• [Work order]:
Going through the data below, please show each line containing the string "value".

[Entries from a dataset of interfaces]
════════

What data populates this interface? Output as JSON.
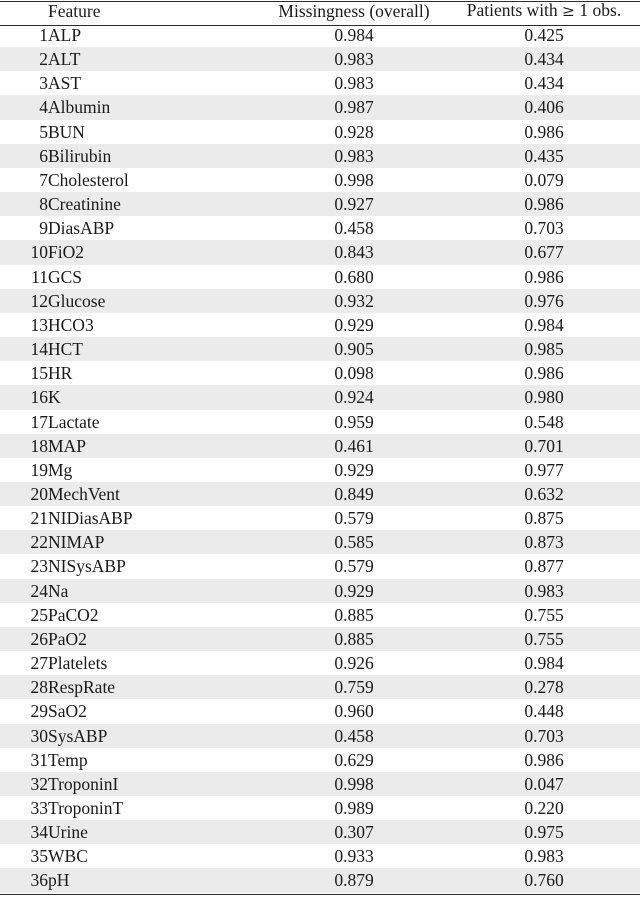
{
  "table": {
    "columns": {
      "index_header": "",
      "feature_header": "Feature",
      "missingness_header": "Missingness (overall)",
      "patients_header_prefix": "Patients with ",
      "patients_header_symbol": "≥",
      "patients_header_suffix": " 1 obs."
    },
    "style": {
      "shaded_row_color": "#ebebeb",
      "rule_color": "#2b2b2b",
      "background_color": "#ffffff",
      "text_color": "#1a1a1a"
    },
    "row_count": 36,
    "rows": [
      {
        "index": "1",
        "feature": "ALP",
        "missingness": "0.984",
        "patients": "0.425"
      },
      {
        "index": "2",
        "feature": "ALT",
        "missingness": "0.983",
        "patients": "0.434"
      },
      {
        "index": "3",
        "feature": "AST",
        "missingness": "0.983",
        "patients": "0.434"
      },
      {
        "index": "4",
        "feature": "Albumin",
        "missingness": "0.987",
        "patients": "0.406"
      },
      {
        "index": "5",
        "feature": "BUN",
        "missingness": "0.928",
        "patients": "0.986"
      },
      {
        "index": "6",
        "feature": "Bilirubin",
        "missingness": "0.983",
        "patients": "0.435"
      },
      {
        "index": "7",
        "feature": "Cholesterol",
        "missingness": "0.998",
        "patients": "0.079"
      },
      {
        "index": "8",
        "feature": "Creatinine",
        "missingness": "0.927",
        "patients": "0.986"
      },
      {
        "index": "9",
        "feature": "DiasABP",
        "missingness": "0.458",
        "patients": "0.703"
      },
      {
        "index": "10",
        "feature": "FiO2",
        "missingness": "0.843",
        "patients": "0.677"
      },
      {
        "index": "11",
        "feature": "GCS",
        "missingness": "0.680",
        "patients": "0.986"
      },
      {
        "index": "12",
        "feature": "Glucose",
        "missingness": "0.932",
        "patients": "0.976"
      },
      {
        "index": "13",
        "feature": "HCO3",
        "missingness": "0.929",
        "patients": "0.984"
      },
      {
        "index": "14",
        "feature": "HCT",
        "missingness": "0.905",
        "patients": "0.985"
      },
      {
        "index": "15",
        "feature": "HR",
        "missingness": "0.098",
        "patients": "0.986"
      },
      {
        "index": "16",
        "feature": "K",
        "missingness": "0.924",
        "patients": "0.980"
      },
      {
        "index": "17",
        "feature": "Lactate",
        "missingness": "0.959",
        "patients": "0.548"
      },
      {
        "index": "18",
        "feature": "MAP",
        "missingness": "0.461",
        "patients": "0.701"
      },
      {
        "index": "19",
        "feature": "Mg",
        "missingness": "0.929",
        "patients": "0.977"
      },
      {
        "index": "20",
        "feature": "MechVent",
        "missingness": "0.849",
        "patients": "0.632"
      },
      {
        "index": "21",
        "feature": "NIDiasABP",
        "missingness": "0.579",
        "patients": "0.875"
      },
      {
        "index": "22",
        "feature": "NIMAP",
        "missingness": "0.585",
        "patients": "0.873"
      },
      {
        "index": "23",
        "feature": "NISysABP",
        "missingness": "0.579",
        "patients": "0.877"
      },
      {
        "index": "24",
        "feature": "Na",
        "missingness": "0.929",
        "patients": "0.983"
      },
      {
        "index": "25",
        "feature": "PaCO2",
        "missingness": "0.885",
        "patients": "0.755"
      },
      {
        "index": "26",
        "feature": "PaO2",
        "missingness": "0.885",
        "patients": "0.755"
      },
      {
        "index": "27",
        "feature": "Platelets",
        "missingness": "0.926",
        "patients": "0.984"
      },
      {
        "index": "28",
        "feature": "RespRate",
        "missingness": "0.759",
        "patients": "0.278"
      },
      {
        "index": "29",
        "feature": "SaO2",
        "missingness": "0.960",
        "patients": "0.448"
      },
      {
        "index": "30",
        "feature": "SysABP",
        "missingness": "0.458",
        "patients": "0.703"
      },
      {
        "index": "31",
        "feature": "Temp",
        "missingness": "0.629",
        "patients": "0.986"
      },
      {
        "index": "32",
        "feature": "TroponinI",
        "missingness": "0.998",
        "patients": "0.047"
      },
      {
        "index": "33",
        "feature": "TroponinT",
        "missingness": "0.989",
        "patients": "0.220"
      },
      {
        "index": "34",
        "feature": "Urine",
        "missingness": "0.307",
        "patients": "0.975"
      },
      {
        "index": "35",
        "feature": "WBC",
        "missingness": "0.933",
        "patients": "0.983"
      },
      {
        "index": "36",
        "feature": "pH",
        "missingness": "0.879",
        "patients": "0.760"
      }
    ]
  }
}
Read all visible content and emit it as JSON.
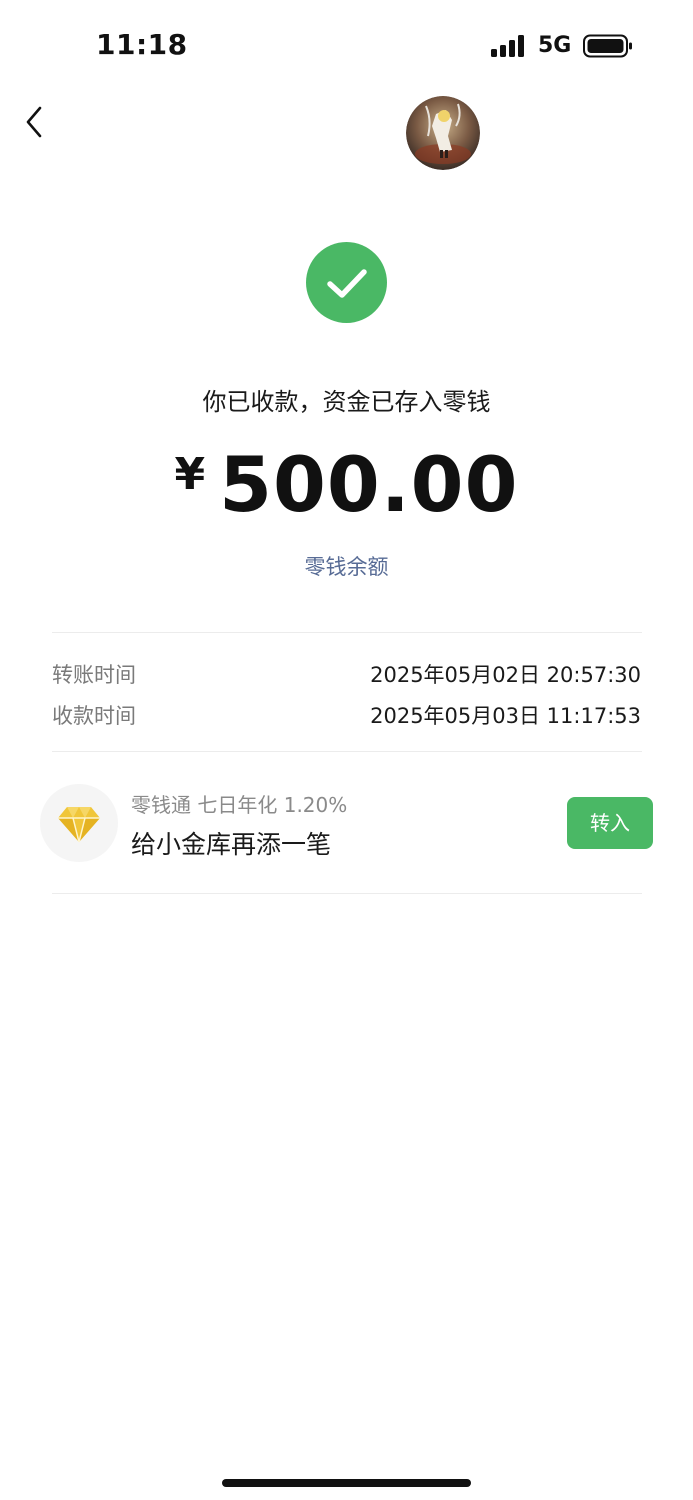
{
  "status_bar": {
    "time": "11:18",
    "network": "5G",
    "icons": [
      "signal-icon",
      "battery-icon"
    ]
  },
  "nav": {
    "icons": [
      "back-icon",
      "avatar"
    ]
  },
  "result": {
    "icon": "check-icon",
    "accent_color": "#4ab865",
    "message": "你已收款，资金已存入零钱",
    "currency": "¥",
    "amount": "500.00",
    "balance_link": "零钱余额",
    "link_color": "#576b95"
  },
  "details": [
    {
      "label": "转账时间",
      "value": "2025年05月02日 20:57:30"
    },
    {
      "label": "收款时间",
      "value": "2025年05月03日 11:17:53"
    }
  ],
  "promo": {
    "icon": "diamond-icon",
    "subtitle": "零钱通 七日年化 1.20%",
    "title": "给小金库再添一笔",
    "button_label": "转入"
  }
}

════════

• [Task output]:
      "value": "2025年05月02日 20:57:30"
      "value": "2025年05月03日 11:17:53"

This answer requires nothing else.